The M-Y combine is not only numerically strong, but having tasted power and influence, is unlikely to fritter away its advantage. Akhilesh has tried hard to break away from the shackles of primordial loyalties and carve a forward-looking constituency to infuse dynamism into the party his father painstakingly built. But the pitfalls were too many, mostly within the family.
October 23, 6 am: Ramgopal Yadav shot off a letter to party workers on Sunday morning, asking them to side with Akhilesh as party president Mulayam Singh Yadav and Shivpal Yadav were corrupt and hatching a conspiracy to stop the CM’s yatra. He had said both these leaders have not only amassed huge wealth by abusing office, they were also involved in debauchery. This was the second letter of Ramgopal Yadav after the power struggle erupted in the party after Shivpal replaced Akhilesh as the State president of the party.

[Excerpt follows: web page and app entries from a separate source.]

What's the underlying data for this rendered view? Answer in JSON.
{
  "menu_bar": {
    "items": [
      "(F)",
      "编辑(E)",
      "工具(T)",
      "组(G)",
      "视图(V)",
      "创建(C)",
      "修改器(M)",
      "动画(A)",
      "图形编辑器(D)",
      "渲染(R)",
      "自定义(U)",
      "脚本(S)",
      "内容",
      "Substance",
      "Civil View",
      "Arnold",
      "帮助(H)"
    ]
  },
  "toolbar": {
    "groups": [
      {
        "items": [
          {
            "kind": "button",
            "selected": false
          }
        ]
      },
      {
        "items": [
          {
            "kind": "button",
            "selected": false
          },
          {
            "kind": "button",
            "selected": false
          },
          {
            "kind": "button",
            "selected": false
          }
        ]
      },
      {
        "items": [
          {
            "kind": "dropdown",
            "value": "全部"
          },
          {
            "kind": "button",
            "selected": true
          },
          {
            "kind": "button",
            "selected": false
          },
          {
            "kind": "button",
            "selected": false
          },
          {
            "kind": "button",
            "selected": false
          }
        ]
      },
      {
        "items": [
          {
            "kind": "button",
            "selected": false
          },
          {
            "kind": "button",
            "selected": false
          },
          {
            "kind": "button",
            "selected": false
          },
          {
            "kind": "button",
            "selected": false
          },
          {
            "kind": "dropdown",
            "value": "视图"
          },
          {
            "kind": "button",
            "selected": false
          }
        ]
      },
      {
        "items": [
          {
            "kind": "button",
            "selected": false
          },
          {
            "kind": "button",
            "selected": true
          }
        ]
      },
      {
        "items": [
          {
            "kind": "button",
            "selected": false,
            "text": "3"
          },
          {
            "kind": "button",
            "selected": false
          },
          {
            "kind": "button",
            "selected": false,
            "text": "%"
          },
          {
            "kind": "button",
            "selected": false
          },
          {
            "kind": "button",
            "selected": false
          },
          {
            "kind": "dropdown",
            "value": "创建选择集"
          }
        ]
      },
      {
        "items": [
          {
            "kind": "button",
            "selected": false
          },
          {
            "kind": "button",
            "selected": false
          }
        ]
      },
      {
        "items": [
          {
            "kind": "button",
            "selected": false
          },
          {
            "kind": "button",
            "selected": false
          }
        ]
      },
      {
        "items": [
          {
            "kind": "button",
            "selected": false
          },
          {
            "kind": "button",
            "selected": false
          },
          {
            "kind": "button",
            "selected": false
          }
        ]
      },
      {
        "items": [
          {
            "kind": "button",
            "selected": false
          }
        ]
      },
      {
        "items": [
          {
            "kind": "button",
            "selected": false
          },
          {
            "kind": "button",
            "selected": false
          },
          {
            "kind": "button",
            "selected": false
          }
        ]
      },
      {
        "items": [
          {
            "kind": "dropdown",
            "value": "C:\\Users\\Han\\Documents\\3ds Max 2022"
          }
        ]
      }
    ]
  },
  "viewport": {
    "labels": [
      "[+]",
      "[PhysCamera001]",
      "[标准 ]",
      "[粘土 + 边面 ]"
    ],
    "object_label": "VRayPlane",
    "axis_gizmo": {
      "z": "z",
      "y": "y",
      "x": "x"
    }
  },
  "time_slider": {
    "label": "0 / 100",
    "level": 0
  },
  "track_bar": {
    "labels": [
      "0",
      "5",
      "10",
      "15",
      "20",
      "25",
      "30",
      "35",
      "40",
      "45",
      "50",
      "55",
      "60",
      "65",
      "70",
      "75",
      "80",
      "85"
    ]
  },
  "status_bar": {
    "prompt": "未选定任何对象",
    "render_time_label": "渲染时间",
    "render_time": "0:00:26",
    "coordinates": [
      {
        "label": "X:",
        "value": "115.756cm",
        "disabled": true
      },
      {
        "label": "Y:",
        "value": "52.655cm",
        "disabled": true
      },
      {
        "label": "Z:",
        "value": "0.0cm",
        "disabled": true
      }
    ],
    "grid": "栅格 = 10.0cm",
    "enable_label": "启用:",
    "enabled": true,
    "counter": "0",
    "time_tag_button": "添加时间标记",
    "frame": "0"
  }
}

October 23, 10 am: Ramgopal expelled from the party.
October 23, 7 pm: I am with Akhilesh Yadav in the ‘Dharamyudh’ against political ‘dalals’ (brokers). Throw your weight behind Chief Minister Akhilesh Yadav so that he could be made CM for the second time after 2017 assembly elections.
Claiming that Mulayam was his elder brother and political guru for whom he has all respect, but some ‘Asuri’ (Evil) forces have gripped Netaji. “Whether I am in the party or not, I will continue to support Akhilesh till he becomes the CM for the second time’’, said Ram Gopal Yadav. “I am not concerned about my expulsion from the party; the baseless allegations have pained me as they are without any substance and do not have even an iota of truth in it. Meeting leaders of other parties is not a crime and I had met Narendra Modi along with Netaji to invite the PM for a marriage function in Sefai,” he said in his letter.
The main question is, will the party split? Can Shivpal and Akhilesh work together after what happened on October 24 where chacha snatched the mike from bhatija’s hand and shouted: “CM is telling a lie”. The dichotomy prevails in the party. If Shivpal went to Delhi scouting for partners, Akhilesh is dead opposed to any alliance? “Why should we have any alliance with anyone? If we can organise our booth and sensitise workers, victory would be ours,” he told this reporter.
BUT there is no one to listen to him because the government and the party are now working at cross purposes. What will happen if the party actually splits? In the event of a formal split in the Samajwadi Party, its supporters may get divided and benefit the BSP or the BJP or both.
On several occasions in contemporary history, leaders have initiated a split in their own party only to reduce their critics to cipher and emerge victorious—Indira Gandhi did this twice, so did VP Singh and Charan Singh. Even the Communist Party similarly split in 1964 at the behest of what emerged as the bigger faction, namely, the CPI(M).
There is no certainty that if he splits the Samajwadi Party, Akhilesh will return triumphant in the next election. But one thing is clear: The UP Chief Minister has emerged a leader in his own right, fearless to take on all family stalwarts, including his father, in pursuit of his goal to take U out of the BIMARU tag.